Gemma Duarte told the group about her own struggle to exit a gay lifestyle and how the Catholic support group Courage has helped her embrace chastity.

Prayer and Confession have been keys to finding a new way of living, Duarte told the group.

“I thought I could never get out. I was so addicted to the life,” she said.

Duarte grew up a small-town Catholic girl in Colombia, but from adolescence felt out of place in the Church.

“As a Catholic I never felt accepted,” she said. “I felt, for a long time, judged.”

Only when faced with a proposal of marriage from a woman she was in a relationship with did Duarte decide she needed to find a new basis for her life.

“I was desperate. This woman wanted to marry me,” she said. “I couldn’t comprehend in my head and my heart what it is to marry a woman.”

Getting out of the relationship meant also questioning her gay identity.

“I don’t want to live in that scene any more,” she said.

When homosexuality becomes a public issue, Christians often torpedo their own arguments by speaking without compassion or charity, said columnist and television personality Michael Coren.

“If you have any hatred in your heart on this issue, then shut up,” said Coren.

But Christians should not accept being marginalized in public debate simply because their opinions are unpopular, he said.

Please support The Catholic Register

Unlike many media companies, The Catholic Register has never charged readers for access to the news and information on our website.
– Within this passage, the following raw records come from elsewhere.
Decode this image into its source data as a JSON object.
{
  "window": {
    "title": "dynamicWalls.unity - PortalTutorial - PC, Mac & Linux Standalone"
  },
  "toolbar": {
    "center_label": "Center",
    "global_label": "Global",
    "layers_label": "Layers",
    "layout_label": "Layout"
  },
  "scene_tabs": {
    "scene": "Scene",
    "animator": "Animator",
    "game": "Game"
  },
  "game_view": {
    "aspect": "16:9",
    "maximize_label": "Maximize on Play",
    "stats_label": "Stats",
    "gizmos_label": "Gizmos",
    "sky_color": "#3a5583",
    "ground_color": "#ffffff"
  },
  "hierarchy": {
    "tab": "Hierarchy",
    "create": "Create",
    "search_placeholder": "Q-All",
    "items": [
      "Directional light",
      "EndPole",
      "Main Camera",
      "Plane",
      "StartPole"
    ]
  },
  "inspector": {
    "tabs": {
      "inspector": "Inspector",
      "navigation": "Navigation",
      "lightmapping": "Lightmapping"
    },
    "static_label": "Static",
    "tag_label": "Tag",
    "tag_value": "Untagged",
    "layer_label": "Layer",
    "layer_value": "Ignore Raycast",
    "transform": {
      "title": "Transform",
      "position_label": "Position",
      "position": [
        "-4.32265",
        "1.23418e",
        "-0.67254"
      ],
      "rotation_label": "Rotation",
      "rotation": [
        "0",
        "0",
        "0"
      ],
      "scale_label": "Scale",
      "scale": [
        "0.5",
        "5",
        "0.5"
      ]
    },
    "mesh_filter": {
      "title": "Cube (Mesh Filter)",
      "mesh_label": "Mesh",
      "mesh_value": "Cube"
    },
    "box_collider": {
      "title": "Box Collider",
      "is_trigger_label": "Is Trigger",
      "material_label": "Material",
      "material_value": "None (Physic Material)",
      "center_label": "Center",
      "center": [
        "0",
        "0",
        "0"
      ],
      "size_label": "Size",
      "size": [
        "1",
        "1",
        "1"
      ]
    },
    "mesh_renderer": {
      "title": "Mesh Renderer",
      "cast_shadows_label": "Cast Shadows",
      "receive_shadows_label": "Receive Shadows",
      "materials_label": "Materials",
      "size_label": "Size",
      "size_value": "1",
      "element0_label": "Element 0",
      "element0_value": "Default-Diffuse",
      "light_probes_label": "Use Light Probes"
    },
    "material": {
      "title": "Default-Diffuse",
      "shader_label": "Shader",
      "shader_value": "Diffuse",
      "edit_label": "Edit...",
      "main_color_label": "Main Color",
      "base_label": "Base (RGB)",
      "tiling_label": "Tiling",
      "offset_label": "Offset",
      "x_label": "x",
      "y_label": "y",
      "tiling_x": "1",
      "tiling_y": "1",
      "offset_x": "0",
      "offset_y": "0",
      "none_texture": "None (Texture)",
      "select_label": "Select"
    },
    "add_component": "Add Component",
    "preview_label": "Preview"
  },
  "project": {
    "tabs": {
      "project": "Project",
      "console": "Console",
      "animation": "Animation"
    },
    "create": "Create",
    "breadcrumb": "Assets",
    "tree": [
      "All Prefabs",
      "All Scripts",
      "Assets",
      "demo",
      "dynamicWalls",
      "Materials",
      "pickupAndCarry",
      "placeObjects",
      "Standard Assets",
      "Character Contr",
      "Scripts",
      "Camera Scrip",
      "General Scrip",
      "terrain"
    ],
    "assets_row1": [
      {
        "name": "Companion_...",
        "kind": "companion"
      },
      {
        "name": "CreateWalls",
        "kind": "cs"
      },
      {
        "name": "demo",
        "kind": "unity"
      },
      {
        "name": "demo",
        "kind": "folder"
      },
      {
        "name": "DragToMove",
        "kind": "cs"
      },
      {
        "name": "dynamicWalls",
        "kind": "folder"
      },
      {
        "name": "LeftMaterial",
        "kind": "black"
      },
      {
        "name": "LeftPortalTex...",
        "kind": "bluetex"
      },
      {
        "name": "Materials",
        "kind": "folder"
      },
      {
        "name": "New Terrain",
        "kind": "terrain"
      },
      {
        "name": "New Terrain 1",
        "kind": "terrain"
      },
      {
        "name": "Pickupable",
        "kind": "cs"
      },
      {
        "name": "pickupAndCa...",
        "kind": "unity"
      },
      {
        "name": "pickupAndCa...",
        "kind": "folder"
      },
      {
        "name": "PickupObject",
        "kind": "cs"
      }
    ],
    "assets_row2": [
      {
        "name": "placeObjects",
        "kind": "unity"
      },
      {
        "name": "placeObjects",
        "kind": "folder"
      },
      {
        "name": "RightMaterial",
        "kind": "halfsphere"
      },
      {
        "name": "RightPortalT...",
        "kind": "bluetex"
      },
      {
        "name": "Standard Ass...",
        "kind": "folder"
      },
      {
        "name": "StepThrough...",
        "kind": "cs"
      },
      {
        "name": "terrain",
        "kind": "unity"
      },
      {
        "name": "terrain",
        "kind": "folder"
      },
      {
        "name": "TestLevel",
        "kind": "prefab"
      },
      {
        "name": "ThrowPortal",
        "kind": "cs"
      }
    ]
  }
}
We want to keep our award-winning journalism as widely available as possible. But we need your help.

For more than 125 years, The Register has been a trusted source of faith-based journalism. By making even a small donation you help ensure our future as an important voice in the Catholic Church. If you support the mission of Catholic journalism, please donate today. Thank you.